Videogames, more often than not, are about granting us incredible abilities – impossible powers that allow us to explore and master our environments with preternatural ease. Press ctrl to enable bullet time; hold the right mouse button to teleport; push down the right stick to enable echolocation and see the world the way a bat might.
Related: the best horror games on PC.
Only, that last one’s possible – a navigation technique used by the blind to locate objects based on the echoes they produce.
“They can train themselves to use how the world sounds around them to actually see,” says writer and producer Amanda Gardner.
Working from home with husband and Bioshock lead designer Bill, along with a remote team of veteran contractors, Gardner is making Perception – a haunted house horror game with a blind protagonist. It’s a project that comes with unique demands. Not least among them: how do you visualise an environment that isn’t, in the traditional sense, seen?
Normal mapping a superpower
Echolocation stimulates the same area of the brain used for normal sight – but, since sighted Perception players are using an ability they don’t possess themselves, the Gardners needed to find a way to represent sound waves visually.
“They could be smokey, they could look like repulsing water,” Amanda points out. “So how did we want to do it?”
Here’s how: when echolocation isn’t in effect, Perception’s map is entirely black. It’s only when an object makes a noise that a light is spawned, and a number of post-processing effects come into play.
It’s an incredibly unusual application of Unreal Engine 4’s lighting system – which is built to recreate, to an extraordinary degree of accuracy, the scattering, reflections and shadows of the world as sighted people know it.
“I do think there’s a tendency for developers to push the realism more than the surreal or noir,” notes Bill.
When working at Irrational on SWAT 4, Bill would place the lights in a level as close to objects as he could to highlight normal mapping – the texturing technique that was then proving groundbreaking for faking bumps, dents and irregularities in surfaces that weren’t truly 3D.
“It definitely gave it a more surreal look, but I loved the way it gave [environments] a distinct appearance,” Bill remembers.
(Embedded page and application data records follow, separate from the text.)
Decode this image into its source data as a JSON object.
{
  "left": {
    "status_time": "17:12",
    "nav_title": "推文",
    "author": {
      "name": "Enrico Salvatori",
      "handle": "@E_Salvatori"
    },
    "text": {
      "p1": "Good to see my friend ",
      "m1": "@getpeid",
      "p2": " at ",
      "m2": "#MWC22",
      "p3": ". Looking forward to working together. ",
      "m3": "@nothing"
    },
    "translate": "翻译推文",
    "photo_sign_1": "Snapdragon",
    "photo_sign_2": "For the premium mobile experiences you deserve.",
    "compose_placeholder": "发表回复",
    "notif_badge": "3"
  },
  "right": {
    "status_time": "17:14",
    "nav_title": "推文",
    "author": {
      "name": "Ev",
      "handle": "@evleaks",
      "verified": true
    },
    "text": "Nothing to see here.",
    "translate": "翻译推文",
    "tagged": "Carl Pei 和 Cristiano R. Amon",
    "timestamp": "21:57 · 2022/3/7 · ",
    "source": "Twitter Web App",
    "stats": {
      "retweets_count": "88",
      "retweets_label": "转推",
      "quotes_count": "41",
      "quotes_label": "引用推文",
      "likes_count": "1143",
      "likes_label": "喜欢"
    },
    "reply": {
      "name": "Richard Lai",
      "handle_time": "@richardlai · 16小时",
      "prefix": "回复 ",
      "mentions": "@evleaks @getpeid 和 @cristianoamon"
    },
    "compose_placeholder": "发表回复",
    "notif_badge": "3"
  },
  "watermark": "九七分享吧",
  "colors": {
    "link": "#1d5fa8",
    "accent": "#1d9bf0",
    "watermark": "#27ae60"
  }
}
More than 10 years later, Perception’s objects are almost entirely normal mapped. The great, yawning Echo Bluff estate in which the game takes place is silhouetted in blues and whites that reveal heard objects in all their detail and texture, if only for a second. The wintry colours have a handy side effect, too, backing up Perception’s eerie atmosphere with a ghostly palette.
Alone in the dark
Typically echolocators make sharp clicking noises with their mouths, which bounce back from nearby objects. But The Deep End Games decided that clicking wouldn’t give the player enough visual feedback, and so settled on a cane – which protagonist Cassie taps against the floor to reveal the world around her.
“It’s actually really, really cool, because as she walks through the house all the surfaces make different sounds,” says Amanda.
The Deep End Games rely on a mixture of systemic sounds, like those produced by Cassie’s cane and footsteps, and specially-placed ones – a heater leaking steam, for instance, or the billowing curtains of an open window.
“We’re not doing a hardcore simulation,” notes Bill. “We’re doing our best to capture the feeling of echolocation.”
Some of those handcrafted sounds – and their attendant visuals – are designed to help the player get their bearings as they become accustomed to a new way of viewing the world.
“We always forget how difficult navigation is in 3D,” says Bill. “If you look at Bioshock, we added that Crazy Taxi guide arrow relatively late. It’s difficult for developers to understand that people don’t always have the best spatial relations, and that their environments are incredibly complex.”
Though Echo Bluff is nowhere near as complex as Rapture, it’s partway designed to disorient. There’s the reliance on echolocation, obviously – and then there are the times that the geography and architecture of the house change. Horror game, remember?
To help, Perception highlights ‘memories’ – landmark objects you’ve discovered before, like chimneys or staircases, that appear in green when you come to echolocate them again. Beyond that, the game allows a ‘sixth sense’ which lights up the next object you’re aiming for, giving you a vague objective to aim for if not a clear route to it.
The Deep End Games are simulating the innate sense of direction we all have, but can’t call upon when exploring an environment from behind a screen.
“It’s a way of guiding people without handholding,” says Bill.
Perception’s developers might have created a lot of their lighting and navigation problems for themselves. But they’ve also found solutions, and the result is a game unmistakeable for any other. Where most horror tends to teach phobias, Perception players might learn a little empathy – a first-hand understanding of the way others see the world.
In this sponsored series, we’re looking at how game developers are taking advantage of Unreal Engine 4 to create a new generation of PC games. With thanks to Epic Games and The Deep End Games.